An act was passed in 1800 for paying, lighting, and for keeping a night watch. The streets were to be widened, cleaned and improved. But not more than £1,000 was to be spent in one year.

Gunpowder was to be kept, locked in a separate place, and if it were not so kept a fine of £10 was to be enforced. It was also to be sold only in daylight, or £10 was again the fine. No fires were allowed to be lit, on board ships in docks on any pretext whatsoever, or there was risk of a penalty of £5.

The street lamps were well protected law. The punishment for breaking, extinguishing, or injuring a street lamp was from one to six months imprisonment

For training horses on the streets of Belfast ( ?) the fine was from 5s to 20s, the same as for throwing dust, ashes or rubbish on those streets. Hence, perhaps, the traditional cleanliness of Belfast, constantly remarked by strangers. Second nature.

Two masons in Belfast struck work in 1800. They were sent to jail for three months. Six shoemakers combined in the same year to have their wages raised. They were at once sent to Carrickfergus Jail. the judge remarking: " How could trade go on or trade improve if such actions were permitted." His lordship would rub his eyes to-day!


Beggars in Belfast were obliged to wear badges at this time as so many "outsiders" began flocking into the city in the beginning of the century when Belfast was already going ahead by leaps and bounds.

Two men were hanged in front of the Bank Buildings in 1816. for burglary. Belfast's prison was then the House of Correction. built in 1803 in Howard Street. It stood then among green fields, and on the stone over the front door was carved: "Within amend. Without beware."

Serious offenders were sent to Carrickfergus Jail, until the County Prison was built on the Crumlin Road. In those early years one stipendiary magistrate sat on alternate days in the police court. Two special constables were in attendance.

The old Sugar House Company offered £52 10s regard to anybody giving information as to who started the rumour that a mall fell into a pan of sugar and was boiled to death and that the sugar was afterwards sold.

An advertisement appears in a Belfast paper at this period : "Woulf, the Dentist, leaves Belfast, but Mr. Sigmond will replace him for a year if he gets encouragement.
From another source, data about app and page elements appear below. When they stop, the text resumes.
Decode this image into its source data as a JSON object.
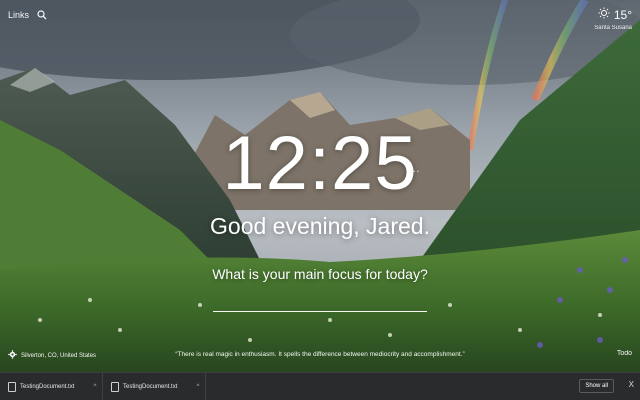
{
  "top": {
    "links_label": "Links",
    "search_icon": "search-icon"
  },
  "weather": {
    "icon": "sun-icon",
    "temperature": "15°",
    "location": "Santa Susana"
  },
  "clock": {
    "time": "12:25",
    "menu": "..."
  },
  "greeting": "Good evening, Jared.",
  "focus": {
    "question": "What is your main focus for today?",
    "value": "",
    "placeholder": ""
  },
  "bottom": {
    "settings_icon": "gear-icon",
    "location": "Silverton, CO, United States",
    "quote": "“There is real magic in enthusiasm. It spells the difference between mediocrity and accomplishment.”",
    "todo_label": "Todo"
  },
  "download_shelf": {
    "items": [
      {
        "name": "TestingDocument.txt",
        "icon": "document-icon"
      },
      {
        "name": "TestingDocument.txt",
        "icon": "document-icon"
      }
    ],
    "show_all_label": "Show all",
    "close_label": "X"
  },
  "colors": {
    "shelf": "#2a2b2d",
    "text": "#ffffff"
  }
}
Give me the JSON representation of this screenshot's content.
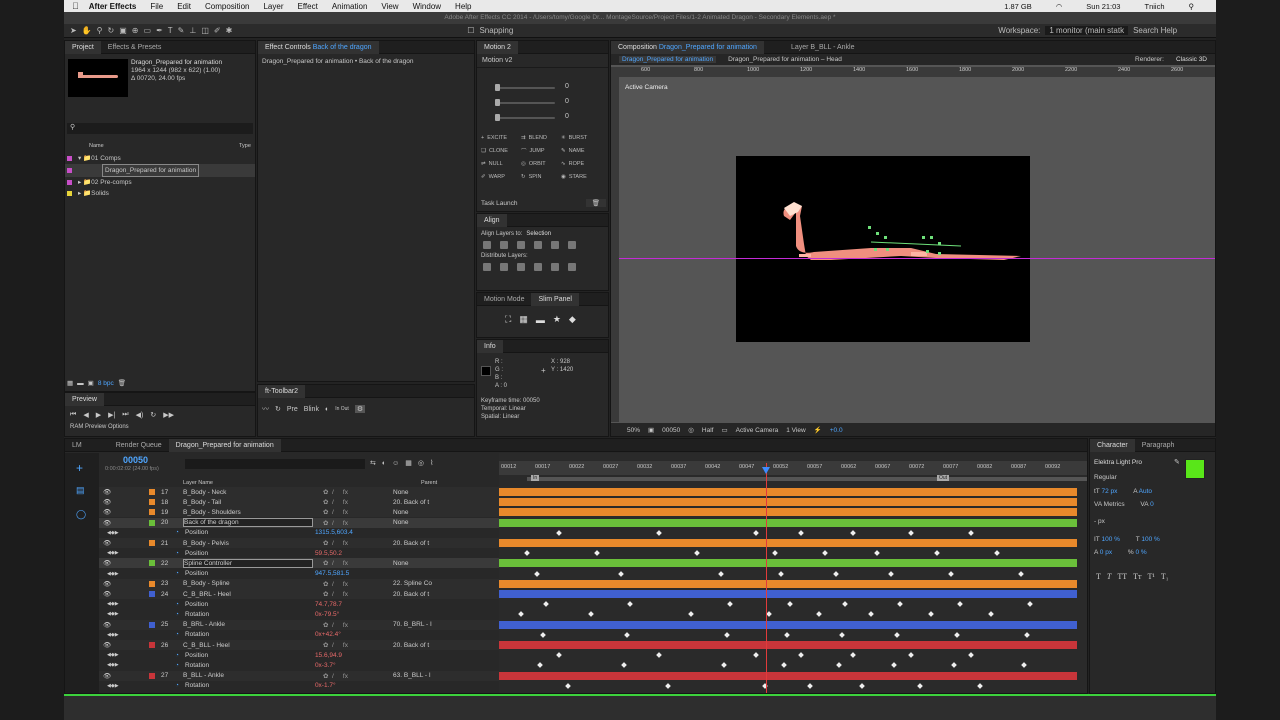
{
  "menubar": {
    "app": "After Effects",
    "items": [
      "File",
      "Edit",
      "Composition",
      "Layer",
      "Effect",
      "Animation",
      "View",
      "Window",
      "Help"
    ],
    "memory": "1.87 GB",
    "clock": "Sun 21:03",
    "user": "Tniich"
  },
  "window_title": "Adobe After Effects CC 2014 - /Users/tomy/Google Dr... MontageSource/Project Files/1-2 Animated Dragon - Secondary Elements.aep *",
  "toolbar": {
    "snapping": "Snapping",
    "workspace_label": "Workspace:",
    "workspace_value": "1 monitor (main statk",
    "search_help": "Search Help"
  },
  "project": {
    "tab1": "Project",
    "tab2": "Effects & Presets",
    "comp_name": "Dragon_Prepared for animation",
    "comp_dims": "1964 x 1244 (982 x 622) (1.00)",
    "comp_dur": "Δ 00720, 24.00 fps",
    "col_name": "Name",
    "col_type": "Type",
    "items": [
      "01 Comps",
      "Dragon_Prepared for animation",
      "02 Pre-comps",
      "Solids"
    ],
    "bpc": "8 bpc"
  },
  "effect_controls": {
    "label": "Effect Controls",
    "layer": "Back of the dragon",
    "path": "Dragon_Prepared for animation • Back of the dragon"
  },
  "motion": {
    "tab": "Motion 2",
    "version": "Motion v2",
    "vals": [
      "0",
      "0",
      "0"
    ],
    "buttons": [
      "EXCITE",
      "BLEND",
      "BURST",
      "CLONE",
      "JUMP",
      "NAME",
      "NULL",
      "ORBIT",
      "ROPE",
      "WARP",
      "SPIN",
      "STARE"
    ],
    "task": "Task Launch"
  },
  "align": {
    "tab": "Align",
    "align_to_label": "Align Layers to:",
    "align_to": "Selection",
    "distribute": "Distribute Layers:"
  },
  "motion_mode": {
    "tab1": "Motion Mode",
    "tab2": "Slim Panel"
  },
  "info": {
    "tab": "Info",
    "r": "R :",
    "g": "G :",
    "b": "B :",
    "a": "A : 0",
    "x": "X : 928",
    "y": "Y : 1420",
    "kf_time": "Keyframe time: 00050",
    "temporal": "Temporal: Linear",
    "spatial": "Spatial: Linear"
  },
  "preview": {
    "tab": "Preview",
    "ram": "RAM Preview Options"
  },
  "ft_toolbar": {
    "tab": "ft-Toolbar2",
    "pre": "Pre",
    "blink": "Blink",
    "inout": "In Out"
  },
  "composition": {
    "label": "Composition",
    "name": "Dragon_Prepared for animation",
    "layer_tab": "Layer B_BLL - Ankle",
    "crumb1": "Dragon_Prepared for animation",
    "crumb2": "Dragon_Prepared for animation – Head",
    "renderer": "Renderer:",
    "renderer_val": "Classic 3D",
    "active_camera": "Active Camera",
    "ruler": [
      "600",
      "800",
      "1000",
      "1200",
      "1400",
      "1600",
      "1800",
      "2000",
      "2200",
      "2400",
      "2600"
    ],
    "zoom": "50%",
    "time": "00050",
    "resolution": "Half",
    "camera": "Active Camera",
    "view": "1 View",
    "exposure": "+0.0"
  },
  "timeline": {
    "tab_lm": "LM",
    "tab_render": "Render Queue",
    "tab_comp": "Dragon_Prepared for animation",
    "timecode": "00050",
    "sub_time": "0:00:02:02 (24.00 fps)",
    "col_layer": "Layer Name",
    "col_parent": "Parent",
    "ruler": [
      "00012",
      "00017",
      "00022",
      "00027",
      "00032",
      "00037",
      "00042",
      "00047",
      "00052",
      "00057",
      "00062",
      "00067",
      "00072",
      "00077",
      "00082",
      "00087",
      "00092"
    ],
    "in": "In",
    "out": "Out",
    "layers": [
      {
        "num": "17",
        "name": "B_Body - Neck",
        "parent": "None",
        "color": "#e8892b",
        "kind": "layer"
      },
      {
        "num": "18",
        "name": "B_Body - Tail",
        "parent": "20. Back of t",
        "color": "#e8892b",
        "kind": "layer"
      },
      {
        "num": "19",
        "name": "B_Body - Shoulders",
        "parent": "None",
        "color": "#e8892b",
        "kind": "layer"
      },
      {
        "num": "20",
        "name": "Back of the dragon",
        "parent": "None",
        "color": "#6abf3a",
        "kind": "layer"
      },
      {
        "num": "",
        "name": "Position",
        "value": "1315.5,603.4",
        "color": "",
        "kind": "prop"
      },
      {
        "num": "21",
        "name": "B_Body - Pelvis",
        "parent": "20. Back of t",
        "color": "#e8892b",
        "kind": "layer"
      },
      {
        "num": "",
        "name": "Position",
        "value": "59.5,50.2",
        "color": "",
        "kind": "prop"
      },
      {
        "num": "22",
        "name": "Spline Controller",
        "parent": "None",
        "color": "#6abf3a",
        "kind": "layer"
      },
      {
        "num": "",
        "name": "Position",
        "value": "947.5,581.5",
        "color": "",
        "kind": "prop"
      },
      {
        "num": "23",
        "name": "B_Body - Spline",
        "parent": "22. Spline Co",
        "color": "#e8892b",
        "kind": "layer"
      },
      {
        "num": "24",
        "name": "C_B_BRL - Heel",
        "parent": "20. Back of t",
        "color": "#4060d0",
        "kind": "layer"
      },
      {
        "num": "",
        "name": "Position",
        "value": "74.7,78.7",
        "color": "",
        "kind": "prop"
      },
      {
        "num": "",
        "name": "Rotation",
        "value": "0x-79.5°",
        "color": "",
        "kind": "prop"
      },
      {
        "num": "25",
        "name": "B_BRL - Ankle",
        "parent": "70. B_BRL - I",
        "color": "#4060d0",
        "kind": "layer"
      },
      {
        "num": "",
        "name": "Rotation",
        "value": "0x+42.4°",
        "color": "",
        "kind": "prop"
      },
      {
        "num": "26",
        "name": "C_B_BLL - Heel",
        "parent": "20. Back of t",
        "color": "#c8353a",
        "kind": "layer"
      },
      {
        "num": "",
        "name": "Position",
        "value": "15.6,94.9",
        "color": "",
        "kind": "prop"
      },
      {
        "num": "",
        "name": "Rotation",
        "value": "0x-3.7°",
        "color": "",
        "kind": "prop"
      },
      {
        "num": "27",
        "name": "B_BLL - Ankle",
        "parent": "63. B_BLL - I",
        "color": "#c8353a",
        "kind": "layer"
      },
      {
        "num": "",
        "name": "Rotation",
        "value": "0x-1.7°",
        "color": "",
        "kind": "prop"
      }
    ]
  },
  "character": {
    "tab1": "Character",
    "tab2": "Paragraph",
    "font": "Elektra Light Pro",
    "style": "Regular",
    "size": "72 px",
    "leading": "Auto",
    "kerning": "Metrics",
    "tracking": "0",
    "unit": "- px",
    "vscale": "100 %",
    "hscale": "100 %",
    "baseline": "0 px",
    "tsume": "0 %",
    "fill_color": "#59e619"
  }
}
Though, at the same time, he must confess that no ladies he ever knew stood in less need of his assistance or the aid of any art."

One wonders where 'Mr. Sigmond -- despite his name-hailed from. Blarney?